Lows tonight are supposed to be around zero. But despite some stormy weather this last week, there have been signs of spring. Images below are reposted from the Cornell Horticulture blog which has been sucking up a lot of my blogging energy these days.
Flower bulb research intern Rose de Wit collects data at Kenneth Post Lab greenhouses. Currently in the banner rotation at the Cornell University homepage.
Snowdrops (Galanthus nivalis) bloom in Minns Garden on Tower Road.
Students in the course Creating the Urban Eden: Woody Plant Selection, Design, and Landscape Establishment (HORT/LA 4910/4920) took advantage of a sunny Tuesday afternoon to prune trees and shrubs, clean up debris and mulch gardens around the Plant Science Building.
Have I really neglected this blog since Labor Day?
Apologies. Life has been hectic. Plus I've been able to scratch my blogging itch some at work through the Cornell Horticulture blog. The little vacation from blogging here has made me start yearning for spring already and getting back to shooting photos and creating scans.
Following Les's lead at A Tidewater Garden, I figured I'd pull together a quick collection of favorites from the past year, drawing from both blogs. In most cases, you can click on images for a larger view.
New Year's cyclamen
With a corm nearly the size of my fist, this cyclamen reliably pumps out blossoms on the kitchen windowsill this time of year. More manipulations of this scan.

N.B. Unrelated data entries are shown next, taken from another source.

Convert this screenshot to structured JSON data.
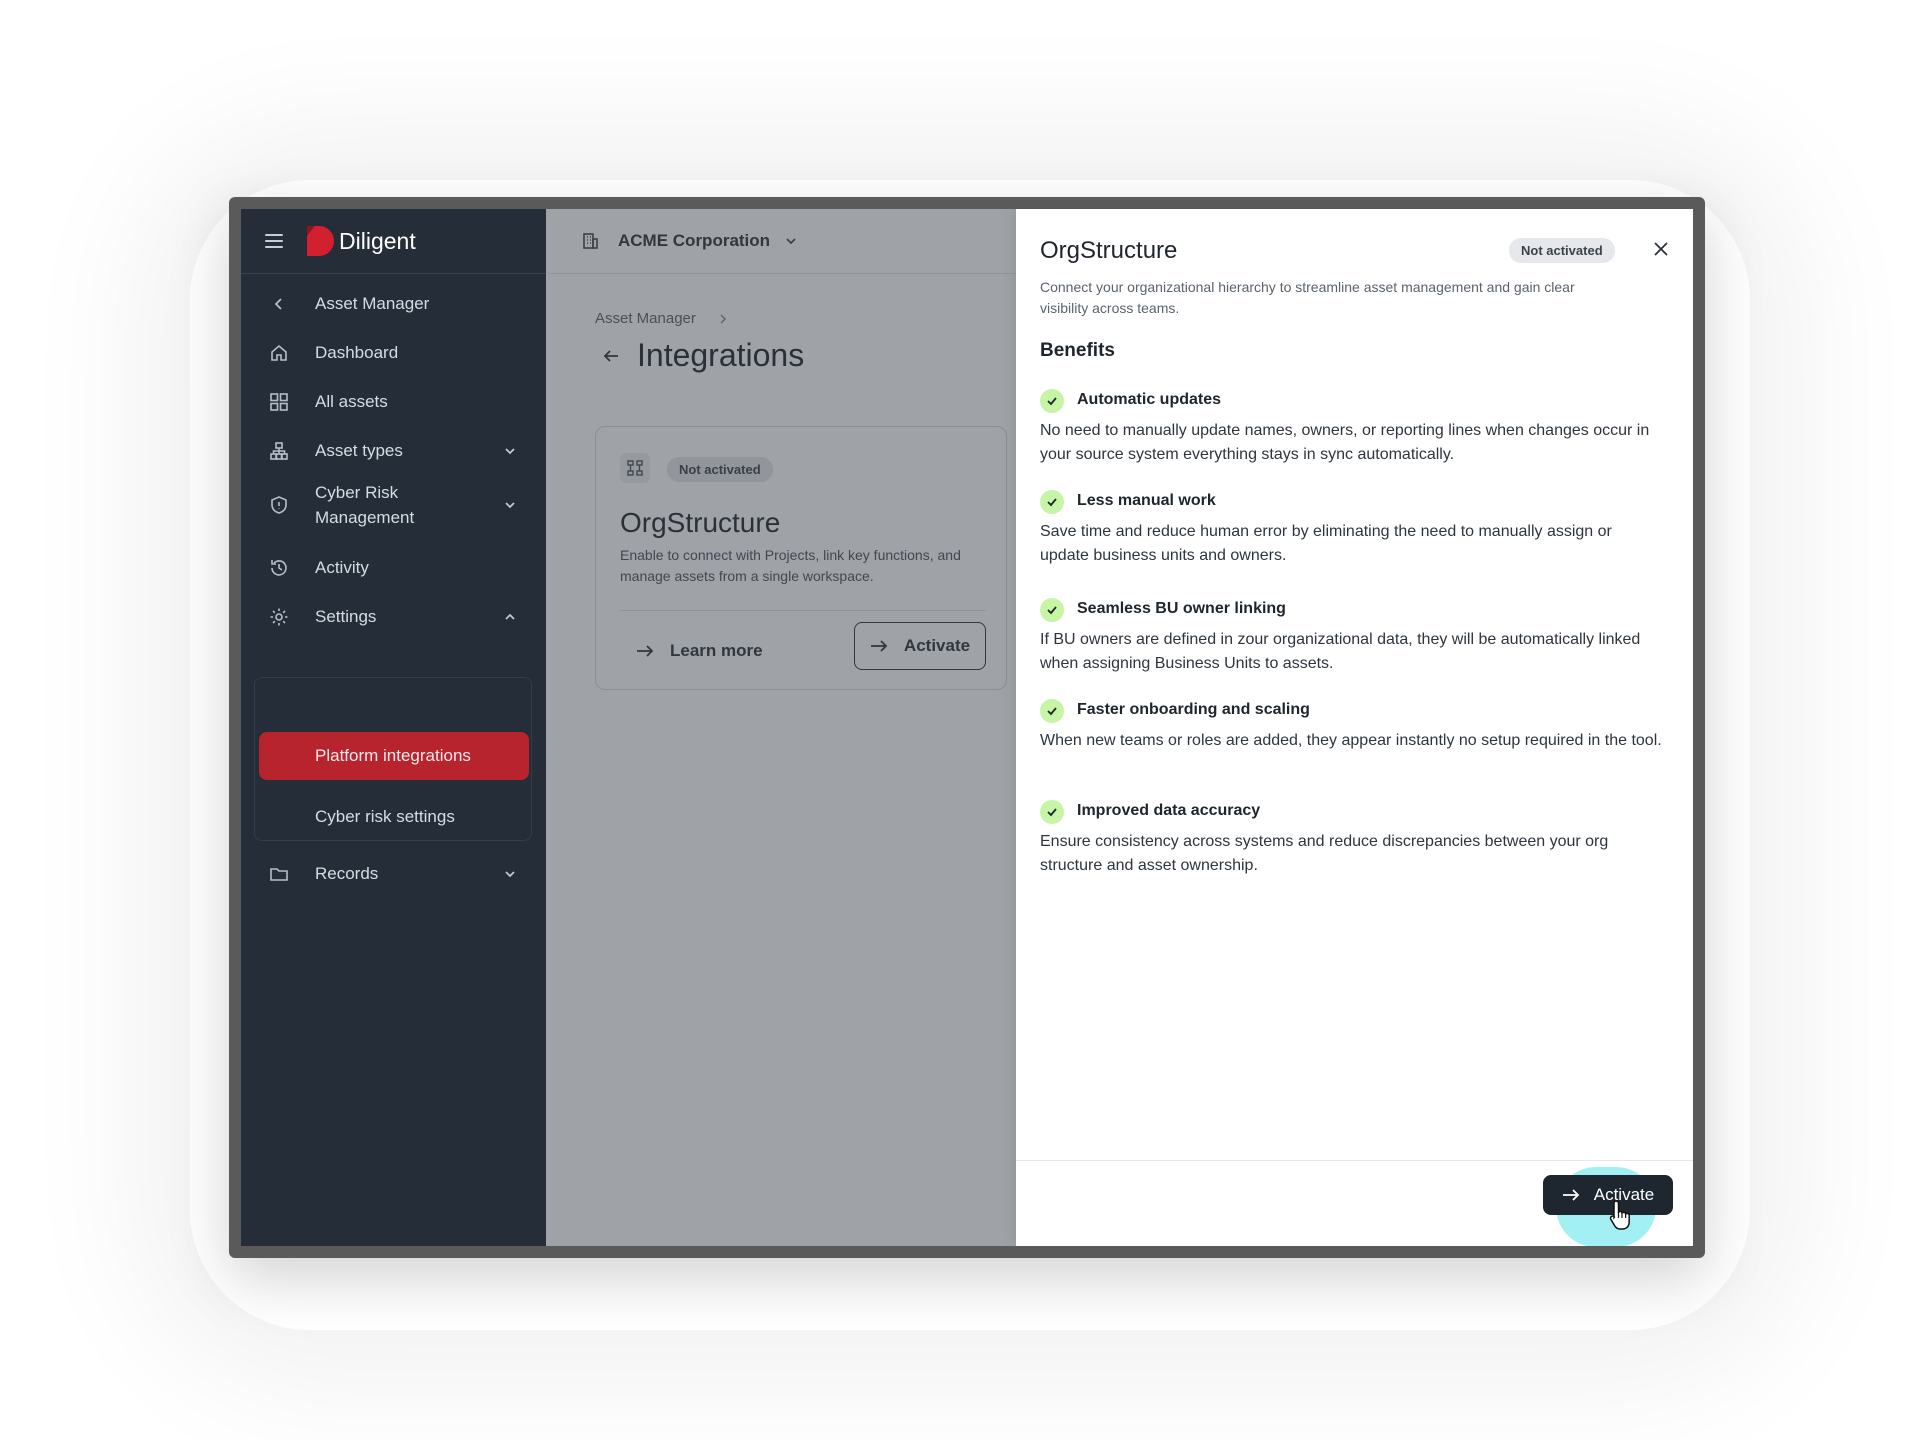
{
  "app": {
    "brand": "Diligent",
    "brand_color": "#d3202f",
    "sidebar_bg": "#252d38",
    "accent_active": "#b8242e"
  },
  "sidebar": {
    "back_label": "Asset Manager",
    "items": [
      {
        "label": "Dashboard",
        "icon": "home-icon"
      },
      {
        "label": "All assets",
        "icon": "grid-icon"
      },
      {
        "label": "Asset types",
        "icon": "hierarchy-icon"
      },
      {
        "label": "Cyber Risk\nManagement",
        "icon": "shield-icon"
      },
      {
        "label": "Activity",
        "icon": "history-icon"
      },
      {
        "label": "Settings",
        "icon": "gear-icon"
      },
      {
        "label": "Records",
        "icon": "folder-icon"
      }
    ],
    "settings_sub": [
      "Platform integrations",
      "Cyber risk settings"
    ]
  },
  "topbar": {
    "org_name": "ACME Corporation"
  },
  "page": {
    "breadcrumb": "Asset Manager",
    "title": "Integrations"
  },
  "card": {
    "badge": "Not activated",
    "title": "OrgStructure",
    "description": "Enable to connect with Projects, link key functions, and manage assets from a single workspace.",
    "learn_more": "Learn more",
    "activate": "Activate"
  },
  "drawer": {
    "title": "OrgStructure",
    "badge": "Not activated",
    "description": "Connect your organizational hierarchy to streamline asset management and gain clear visibility across teams.",
    "benefits_heading": "Benefits",
    "benefits": [
      {
        "title": "Automatic updates",
        "text": "No need to manually update names, owners, or reporting lines when changes occur in your source system  everything stays in sync automatically."
      },
      {
        "title": "Less manual work",
        "text": "Save time and reduce human error by eliminating the need to manually assign or update business units and owners."
      },
      {
        "title": "Seamless BU owner linking",
        "text": "If BU owners are defined in zour organizational data, they will be automatically linked when assigning Business Units to assets."
      },
      {
        "title": "Faster onboarding and scaling",
        "text": "When new teams or roles are added, they appear instantly no setup required in the tool."
      },
      {
        "title": "Improved data accuracy",
        "text": "Ensure consistency across systems and reduce discrepancies between your org structure and asset ownership."
      }
    ],
    "activate": "Activate"
  }
}
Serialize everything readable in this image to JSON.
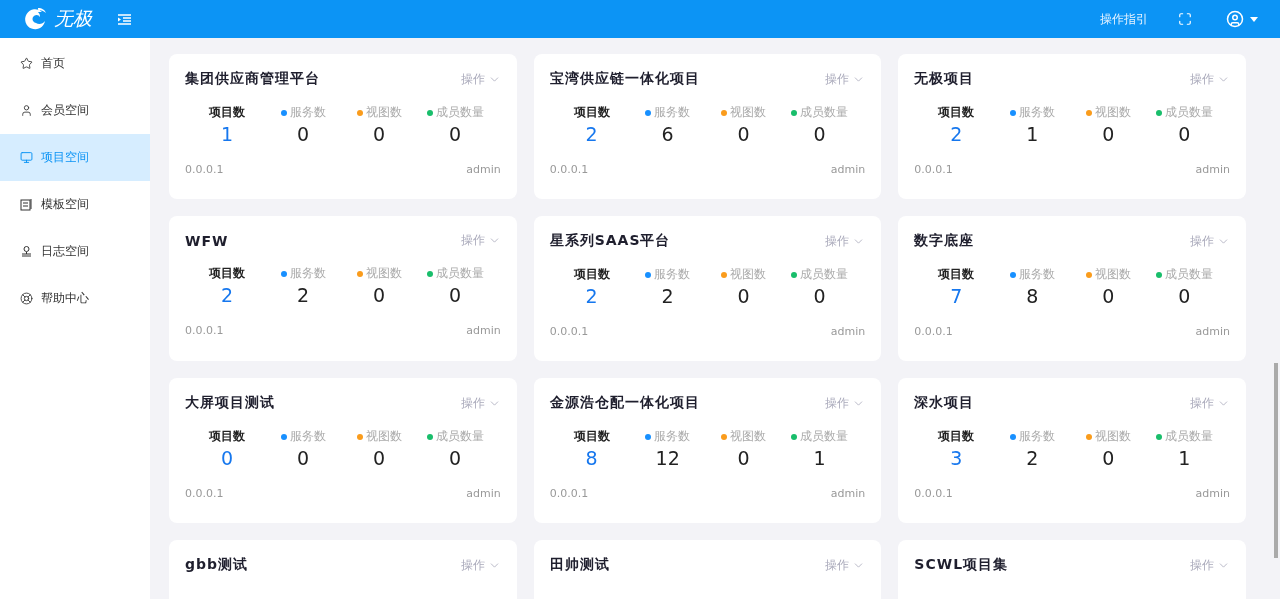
{
  "header": {
    "logo_text": "无极",
    "guide_link": "操作指引"
  },
  "sidebar": {
    "items": [
      {
        "label": "首页",
        "selected": false
      },
      {
        "label": "会员空间",
        "selected": false
      },
      {
        "label": "项目空间",
        "selected": true
      },
      {
        "label": "模板空间",
        "selected": false
      },
      {
        "label": "日志空间",
        "selected": false
      },
      {
        "label": "帮助中心",
        "selected": false
      }
    ]
  },
  "projects": [
    {
      "title": "集团供应商管理平台",
      "action": "操作",
      "stats": [
        {
          "label": "项目数",
          "value": "1"
        },
        {
          "label": "服务数",
          "value": "0",
          "color": "#1890ff"
        },
        {
          "label": "视图数",
          "value": "0",
          "color": "#fa9c1c"
        },
        {
          "label": "成员数量",
          "value": "0",
          "color": "#19be6b"
        }
      ],
      "version": "0.0.0.1",
      "owner": "admin"
    },
    {
      "title": "宝湾供应链一体化项目",
      "action": "操作",
      "stats": [
        {
          "label": "项目数",
          "value": "2"
        },
        {
          "label": "服务数",
          "value": "6",
          "color": "#1890ff"
        },
        {
          "label": "视图数",
          "value": "0",
          "color": "#fa9c1c"
        },
        {
          "label": "成员数量",
          "value": "0",
          "color": "#19be6b"
        }
      ],
      "version": "0.0.0.1",
      "owner": "admin"
    },
    {
      "title": "无极项目",
      "action": "操作",
      "stats": [
        {
          "label": "项目数",
          "value": "2"
        },
        {
          "label": "服务数",
          "value": "1",
          "color": "#1890ff"
        },
        {
          "label": "视图数",
          "value": "0",
          "color": "#fa9c1c"
        },
        {
          "label": "成员数量",
          "value": "0",
          "color": "#19be6b"
        }
      ],
      "version": "0.0.0.1",
      "owner": "admin"
    },
    {
      "title": "WFW",
      "action": "操作",
      "stats": [
        {
          "label": "项目数",
          "value": "2"
        },
        {
          "label": "服务数",
          "value": "2",
          "color": "#1890ff"
        },
        {
          "label": "视图数",
          "value": "0",
          "color": "#fa9c1c"
        },
        {
          "label": "成员数量",
          "value": "0",
          "color": "#19be6b"
        }
      ],
      "version": "0.0.0.1",
      "owner": "admin"
    },
    {
      "title": "星系列SAAS平台",
      "action": "操作",
      "stats": [
        {
          "label": "项目数",
          "value": "2"
        },
        {
          "label": "服务数",
          "value": "2",
          "color": "#1890ff"
        },
        {
          "label": "视图数",
          "value": "0",
          "color": "#fa9c1c"
        },
        {
          "label": "成员数量",
          "value": "0",
          "color": "#19be6b"
        }
      ],
      "version": "0.0.0.1",
      "owner": "admin"
    },
    {
      "title": "数字底座",
      "action": "操作",
      "stats": [
        {
          "label": "项目数",
          "value": "7"
        },
        {
          "label": "服务数",
          "value": "8",
          "color": "#1890ff"
        },
        {
          "label": "视图数",
          "value": "0",
          "color": "#fa9c1c"
        },
        {
          "label": "成员数量",
          "value": "0",
          "color": "#19be6b"
        }
      ],
      "version": "0.0.0.1",
      "owner": "admin"
    },
    {
      "title": "大屏项目测试",
      "action": "操作",
      "stats": [
        {
          "label": "项目数",
          "value": "0"
        },
        {
          "label": "服务数",
          "value": "0",
          "color": "#1890ff"
        },
        {
          "label": "视图数",
          "value": "0",
          "color": "#fa9c1c"
        },
        {
          "label": "成员数量",
          "value": "0",
          "color": "#19be6b"
        }
      ],
      "version": "0.0.0.1",
      "owner": "admin"
    },
    {
      "title": "金源浩仓配一体化项目",
      "action": "操作",
      "stats": [
        {
          "label": "项目数",
          "value": "8"
        },
        {
          "label": "服务数",
          "value": "12",
          "color": "#1890ff"
        },
        {
          "label": "视图数",
          "value": "0",
          "color": "#fa9c1c"
        },
        {
          "label": "成员数量",
          "value": "1",
          "color": "#19be6b"
        }
      ],
      "version": "0.0.0.1",
      "owner": "admin"
    },
    {
      "title": "深水项目",
      "action": "操作",
      "stats": [
        {
          "label": "项目数",
          "value": "3"
        },
        {
          "label": "服务数",
          "value": "2",
          "color": "#1890ff"
        },
        {
          "label": "视图数",
          "value": "0",
          "color": "#fa9c1c"
        },
        {
          "label": "成员数量",
          "value": "1",
          "color": "#19be6b"
        }
      ],
      "version": "0.0.0.1",
      "owner": "admin"
    },
    {
      "title": "gbb测试",
      "action": "操作"
    },
    {
      "title": "田帅测试",
      "action": "操作"
    },
    {
      "title": "SCWL项目集",
      "action": "操作"
    }
  ]
}
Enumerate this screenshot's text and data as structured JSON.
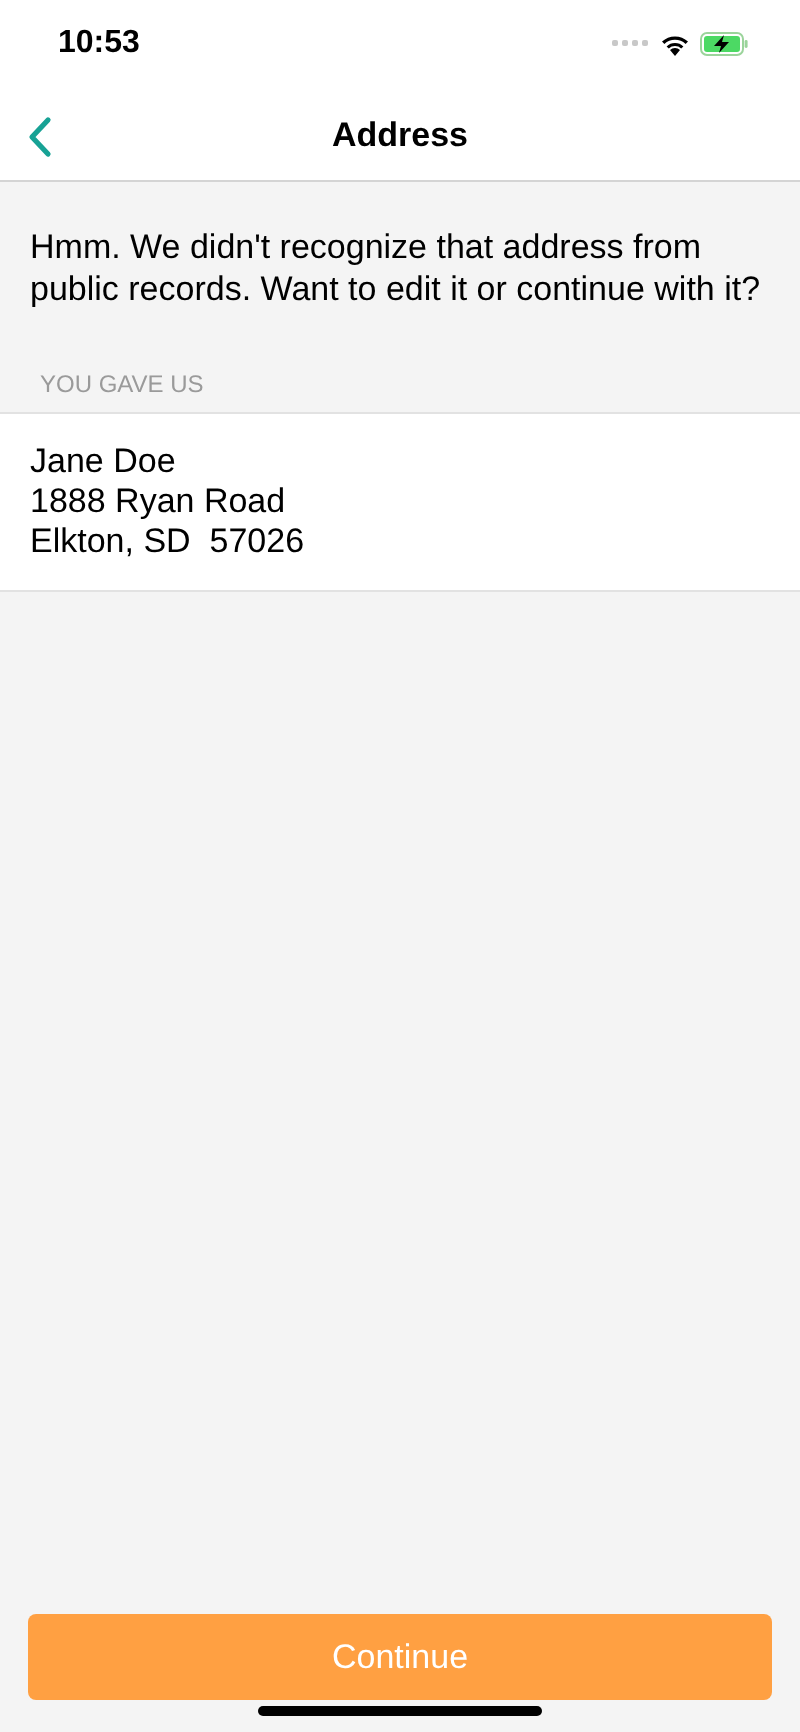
{
  "status_bar": {
    "time": "10:53"
  },
  "nav": {
    "title": "Address"
  },
  "message": "Hmm. We didn't recognize that address from public records. Want to edit it or continue with it?",
  "section": {
    "header": "YOU GAVE US",
    "lines": [
      "Jane Doe",
      "1888 Ryan Road",
      "Elkton, SD  57026"
    ]
  },
  "primary_button": {
    "label": "Continue"
  }
}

What would I do without this class. My second favorite day of the school year (after sod sofa day) is when the students in this class present their final projects. I usually give a talk about digital art, and this semester I was so pumped that one of the students was inspired to try some manipulations. (You can view them here.) You can also view most all of this year's (and previous years') projects at the Art of Horticulture gallery page.
Also of interest ...
A couple of things I discovered as I was reviewing the year that I should have plugged here earlier:
Actually had these done a week ago. Just never found time to get them online. Still don't like the lack of depth of field with this particular scanner. Still looking for a solution. Love the pollen on the platen.
In my day job, I work as a communications specialist in the Department of Horticulture at Cornell University. I take on freelance jobs from time to time. More gardeners than I can remember have given me plants and freely shared their wisdom. I try to do the same.